Can an Employee Decline a Test
In general, an employee can refuse an alcohol test if they have valid grounds to do so. Valid grounds include medical conditions that may affect the accuracy of the test or religious beliefs that prohibit alcohol consumption or testing. It is important to note that workers must provide proper documentation or evidence to support their refusal.
However, employees need to understand that refusing an alcohol test can have consequences. These may vary depending on the company policy and applicable laws. Possible consequences include disciplinary actions, such as suspension or termination, as well as potential damage to the reputation of the employee.
What Happens After a Positive Alcohol Testing at Work
After a non-negative outcome of alcohol testing at work, the process begins to ensure workplace safety and address the issue at hand. First, the employee is informed of the non-negative result and the implications of this outcome. This step allows both the workers and the employer to understand the seriousness of the situation.
Next, confirmatory testing is usually conducted to validate the initial alcohol test result. This process involves laboratory testing to accurately quantify the level of alcohol. It helps to ascertain whether the alcohol consumption has breached the legal blood alcohol level or the company alcohol policy.

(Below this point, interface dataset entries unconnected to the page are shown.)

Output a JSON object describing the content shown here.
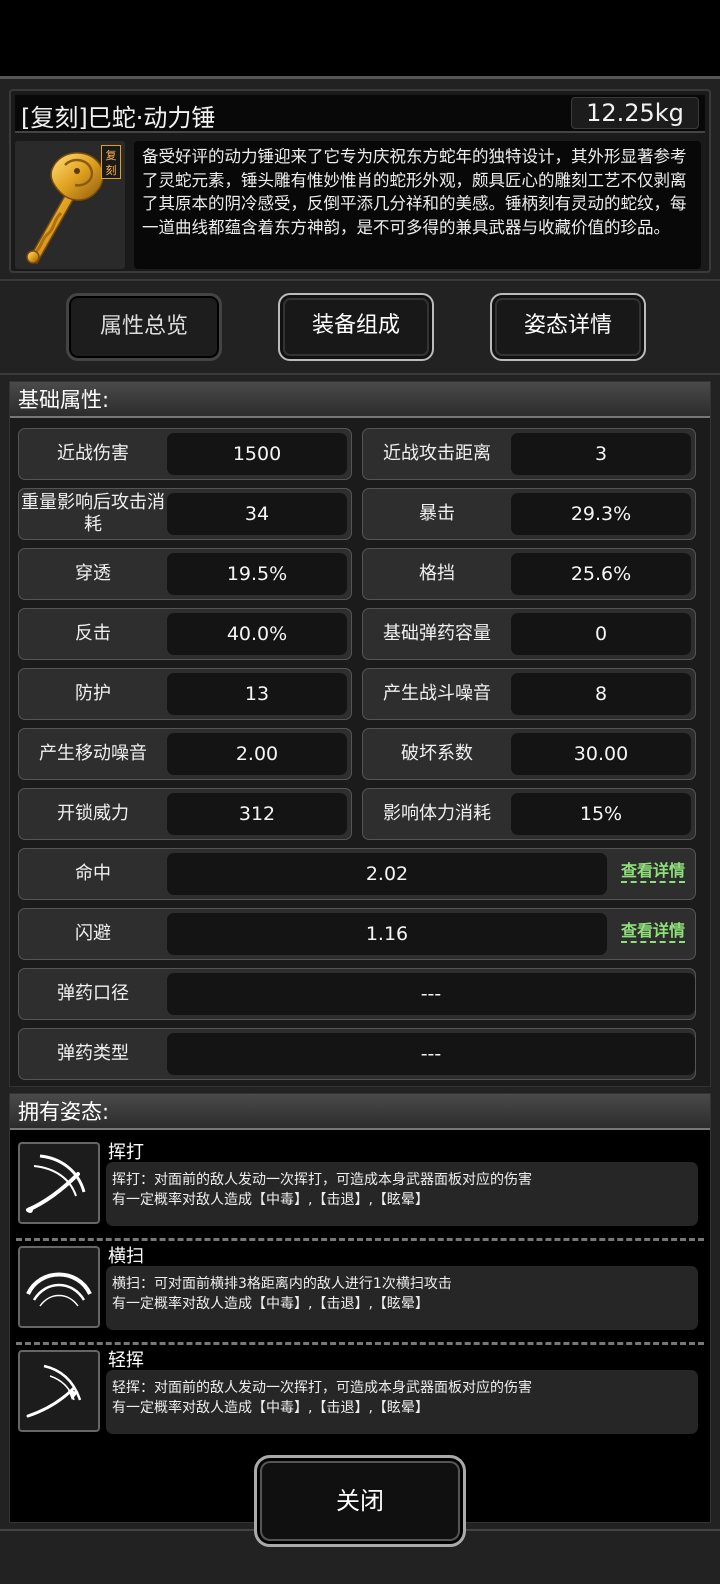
{
  "item": {
    "name": "[复刻]巳蛇·动力锤",
    "weight": "12.25kg",
    "badge": "复刻",
    "description": "备受好评的动力锤迎来了它专为庆祝东方蛇年的独特设计，其外形显著参考了灵蛇元素，锤头雕有惟妙惟肖的蛇形外观，颇具匠心的雕刻工艺不仅剥离了其原本的阴冷感受，反倒平添几分祥和的美感。锤柄刻有灵动的蛇纹，每一道曲线都蕴含着东方神韵，是不可多得的兼具武器与收藏价值的珍品。"
  },
  "tabs": [
    "属性总览",
    "装备组成",
    "姿态详情"
  ],
  "attributes": {
    "header": "基础属性:",
    "pairs": [
      [
        {
          "label": "近战伤害",
          "value": "1500"
        },
        {
          "label": "近战攻击距离",
          "value": "3"
        }
      ],
      [
        {
          "label": "重量影响后攻击消耗",
          "value": "34"
        },
        {
          "label": "暴击",
          "value": "29.3%"
        }
      ],
      [
        {
          "label": "穿透",
          "value": "19.5%"
        },
        {
          "label": "格挡",
          "value": "25.6%"
        }
      ],
      [
        {
          "label": "反击",
          "value": "40.0%"
        },
        {
          "label": "基础弹药容量",
          "value": "0"
        }
      ],
      [
        {
          "label": "防护",
          "value": "13"
        },
        {
          "label": "产生战斗噪音",
          "value": "8"
        }
      ],
      [
        {
          "label": "产生移动噪音",
          "value": "2.00"
        },
        {
          "label": "破坏系数",
          "value": "30.00"
        }
      ],
      [
        {
          "label": "开锁威力",
          "value": "312"
        },
        {
          "label": "影响体力消耗",
          "value": "15%"
        }
      ]
    ],
    "wide": [
      {
        "label": "命中",
        "value": "2.02",
        "link": "查看详情"
      },
      {
        "label": "闪避",
        "value": "1.16",
        "link": "查看详情"
      },
      {
        "label": "弹药口径",
        "value": "---"
      },
      {
        "label": "弹药类型",
        "value": "---"
      }
    ]
  },
  "stances": {
    "header": "拥有姿态:",
    "items": [
      {
        "name": "挥打",
        "line1": "挥打：对面前的敌人发动一次挥打，可造成本身武器面板对应的伤害",
        "line2": "有一定概率对敌人造成【中毒】,【击退】,【眩晕】"
      },
      {
        "name": "横扫",
        "line1": "横扫：可对面前横排3格距离内的敌人进行1次横扫攻击",
        "line2": "有一定概率对敌人造成【中毒】,【击退】,【眩晕】"
      },
      {
        "name": "轻挥",
        "line1": "轻挥：对面前的敌人发动一次挥打，可造成本身武器面板对应的伤害",
        "line2": "有一定概率对敌人造成【中毒】,【击退】,【眩晕】"
      }
    ]
  },
  "close_label": "关闭"
}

Based on the confirmatory testing results, the employer enforces disciplinary actions under workplace safety laws and company policies. These actions may range from mandatory counselling or education programs to stricter measures like suspension or termination. This ensures that safety risks associated with alcohol consumption are properly addressed, creating a safer workplace environment for all employees. Overall, this process aims to uphold workplace productivity, quality, and safety by mitigating the influence of alcohol.

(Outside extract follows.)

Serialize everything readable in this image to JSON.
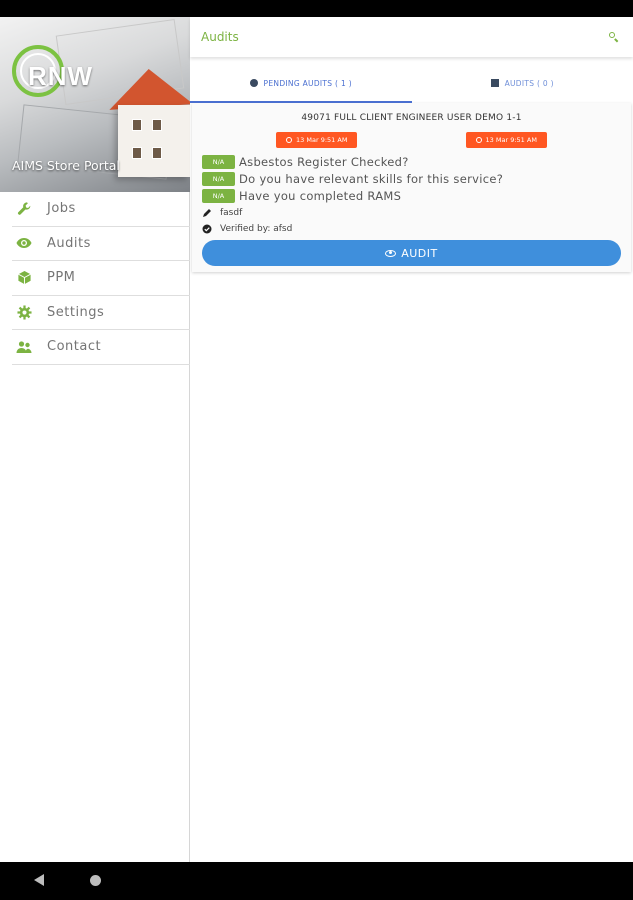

Possible Sanctions and Treatment Options
Employees who test positive for alcohol may face disciplinary measures such as reprimands, suspensions, or even termination. This is because alcohol consumption can impair judgment, coordination, and reaction times. Employers have a legal and moral obligation to maintain a safe workplace, free from the influence of alcohol or other illicit substances.
However, it is equally important for companies to offer support and resources to workers who may need help in overcoming alcohol abuse. These include access to alcohol management programs, rehabilitation plans, and counselling. Thus, these steps can help employees on their journey to recovery, leading to a safer workplace environment.
In conclusion, alcohol testing at work serves crucial purposes. These include enhancing safety, productivity, and legal compliance. Various methods, including urine, oral fluid, breath, and blood testing, are employed to detect alcohol consumption. While employees can refuse tests based on valid reasons like health or religious beliefs, they must provide appropriate documentation. However, refusal may lead to disciplinary actions and reputational damage. This underscores the importance of understanding and complying with company policies for a harmonious work environment.
When a positive alcohol test result occurs, employers take steps to ensure address the issue. They inform employees of the result and its implications, and confirmatory testing is conducted to validate the initial test. Based on the results, disciplinary actions may be enforced, ranging from warning, suspension or termination. Companies may also offer support and resources to workers who need help in overcoming alcohol abuse. This promotes a safer environment and helps employees on their journey to recovery.